● Problem details: Scan the listing and copy each line where the word "name" is present.

::: Supplied information

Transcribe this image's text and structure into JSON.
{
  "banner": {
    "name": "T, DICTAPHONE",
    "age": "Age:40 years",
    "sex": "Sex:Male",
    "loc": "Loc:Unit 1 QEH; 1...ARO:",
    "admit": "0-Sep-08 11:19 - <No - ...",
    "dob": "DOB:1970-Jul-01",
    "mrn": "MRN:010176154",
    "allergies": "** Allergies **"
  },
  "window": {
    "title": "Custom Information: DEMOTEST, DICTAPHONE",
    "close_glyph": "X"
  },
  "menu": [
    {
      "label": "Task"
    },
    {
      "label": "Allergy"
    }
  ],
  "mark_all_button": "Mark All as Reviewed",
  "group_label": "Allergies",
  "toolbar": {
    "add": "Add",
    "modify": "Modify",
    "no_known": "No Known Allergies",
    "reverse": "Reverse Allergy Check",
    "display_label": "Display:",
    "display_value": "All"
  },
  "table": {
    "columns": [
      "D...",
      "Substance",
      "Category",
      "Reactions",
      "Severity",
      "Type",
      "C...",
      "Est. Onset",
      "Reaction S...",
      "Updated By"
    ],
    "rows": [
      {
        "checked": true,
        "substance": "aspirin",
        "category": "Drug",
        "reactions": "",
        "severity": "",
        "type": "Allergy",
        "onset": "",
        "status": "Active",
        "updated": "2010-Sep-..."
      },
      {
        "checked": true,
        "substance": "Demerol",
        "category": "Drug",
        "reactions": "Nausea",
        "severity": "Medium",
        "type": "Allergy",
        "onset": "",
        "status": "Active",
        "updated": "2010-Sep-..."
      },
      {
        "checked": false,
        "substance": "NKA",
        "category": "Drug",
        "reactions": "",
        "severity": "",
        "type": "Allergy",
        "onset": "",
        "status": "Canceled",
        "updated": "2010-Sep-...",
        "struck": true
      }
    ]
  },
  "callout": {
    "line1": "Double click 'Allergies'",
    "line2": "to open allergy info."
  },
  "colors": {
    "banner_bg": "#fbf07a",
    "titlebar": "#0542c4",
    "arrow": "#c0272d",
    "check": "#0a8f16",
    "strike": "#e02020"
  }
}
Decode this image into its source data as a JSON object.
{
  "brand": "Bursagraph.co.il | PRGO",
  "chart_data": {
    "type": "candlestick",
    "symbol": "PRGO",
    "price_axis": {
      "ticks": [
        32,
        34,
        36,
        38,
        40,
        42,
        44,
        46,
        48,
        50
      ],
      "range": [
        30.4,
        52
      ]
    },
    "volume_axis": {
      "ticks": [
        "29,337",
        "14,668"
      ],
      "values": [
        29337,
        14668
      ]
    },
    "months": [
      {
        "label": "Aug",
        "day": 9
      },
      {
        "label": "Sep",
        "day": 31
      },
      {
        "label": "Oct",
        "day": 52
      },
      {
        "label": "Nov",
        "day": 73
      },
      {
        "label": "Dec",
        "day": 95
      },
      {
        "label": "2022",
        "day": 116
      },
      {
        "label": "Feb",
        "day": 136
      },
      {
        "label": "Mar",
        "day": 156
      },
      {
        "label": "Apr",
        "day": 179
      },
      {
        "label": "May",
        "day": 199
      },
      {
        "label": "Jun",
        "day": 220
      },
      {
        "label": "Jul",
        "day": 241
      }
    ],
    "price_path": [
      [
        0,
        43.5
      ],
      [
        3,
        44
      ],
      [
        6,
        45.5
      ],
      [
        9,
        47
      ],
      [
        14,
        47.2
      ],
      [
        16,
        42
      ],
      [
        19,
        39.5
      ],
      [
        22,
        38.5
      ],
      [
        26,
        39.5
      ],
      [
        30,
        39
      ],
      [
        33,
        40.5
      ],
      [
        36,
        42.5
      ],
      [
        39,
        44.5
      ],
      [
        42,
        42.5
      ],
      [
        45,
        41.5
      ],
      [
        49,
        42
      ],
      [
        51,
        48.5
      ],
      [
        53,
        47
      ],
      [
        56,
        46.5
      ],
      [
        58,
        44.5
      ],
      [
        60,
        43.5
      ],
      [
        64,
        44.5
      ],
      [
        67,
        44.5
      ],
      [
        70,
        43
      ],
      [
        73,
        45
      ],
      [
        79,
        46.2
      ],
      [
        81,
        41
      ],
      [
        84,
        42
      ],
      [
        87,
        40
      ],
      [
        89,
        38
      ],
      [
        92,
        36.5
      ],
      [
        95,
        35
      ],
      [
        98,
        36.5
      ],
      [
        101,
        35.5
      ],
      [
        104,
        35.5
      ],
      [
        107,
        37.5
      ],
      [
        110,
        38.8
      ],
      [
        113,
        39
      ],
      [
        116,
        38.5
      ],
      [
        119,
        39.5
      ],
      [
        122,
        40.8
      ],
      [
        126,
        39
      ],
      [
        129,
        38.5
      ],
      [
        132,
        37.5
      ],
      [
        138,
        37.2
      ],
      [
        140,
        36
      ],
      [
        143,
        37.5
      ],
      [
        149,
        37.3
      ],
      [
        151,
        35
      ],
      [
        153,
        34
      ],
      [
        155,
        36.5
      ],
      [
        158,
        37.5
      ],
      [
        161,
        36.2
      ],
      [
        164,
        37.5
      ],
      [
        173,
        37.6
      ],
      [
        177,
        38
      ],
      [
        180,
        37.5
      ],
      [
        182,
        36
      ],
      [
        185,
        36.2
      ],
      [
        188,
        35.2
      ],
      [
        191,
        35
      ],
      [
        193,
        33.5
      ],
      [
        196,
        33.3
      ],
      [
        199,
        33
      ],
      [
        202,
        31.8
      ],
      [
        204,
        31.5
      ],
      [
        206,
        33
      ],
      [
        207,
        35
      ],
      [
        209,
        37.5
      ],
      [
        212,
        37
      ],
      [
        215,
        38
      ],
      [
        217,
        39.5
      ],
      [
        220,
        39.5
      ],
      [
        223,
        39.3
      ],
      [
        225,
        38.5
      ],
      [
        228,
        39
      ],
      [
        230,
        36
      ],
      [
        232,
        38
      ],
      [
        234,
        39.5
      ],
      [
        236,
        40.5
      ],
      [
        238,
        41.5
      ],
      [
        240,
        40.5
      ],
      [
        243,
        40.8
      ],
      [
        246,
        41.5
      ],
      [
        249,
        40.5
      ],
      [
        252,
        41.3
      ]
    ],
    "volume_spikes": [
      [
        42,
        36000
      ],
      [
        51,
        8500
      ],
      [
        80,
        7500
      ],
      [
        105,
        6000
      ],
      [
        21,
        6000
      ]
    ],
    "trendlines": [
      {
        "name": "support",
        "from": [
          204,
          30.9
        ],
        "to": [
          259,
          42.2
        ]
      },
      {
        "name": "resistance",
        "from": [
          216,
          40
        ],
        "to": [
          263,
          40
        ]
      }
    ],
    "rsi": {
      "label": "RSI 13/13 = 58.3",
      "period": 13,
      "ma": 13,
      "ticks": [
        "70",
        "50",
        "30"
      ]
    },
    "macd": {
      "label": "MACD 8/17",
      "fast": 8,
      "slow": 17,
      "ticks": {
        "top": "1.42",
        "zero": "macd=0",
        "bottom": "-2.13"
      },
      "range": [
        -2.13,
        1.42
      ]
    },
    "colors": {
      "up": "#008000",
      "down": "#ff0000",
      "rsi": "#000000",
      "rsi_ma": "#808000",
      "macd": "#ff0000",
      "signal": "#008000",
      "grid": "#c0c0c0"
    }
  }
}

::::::

● Result for this exercise:
    "name": "T, DICTAPHONE",
        "name": "support",
        "name": "resistance",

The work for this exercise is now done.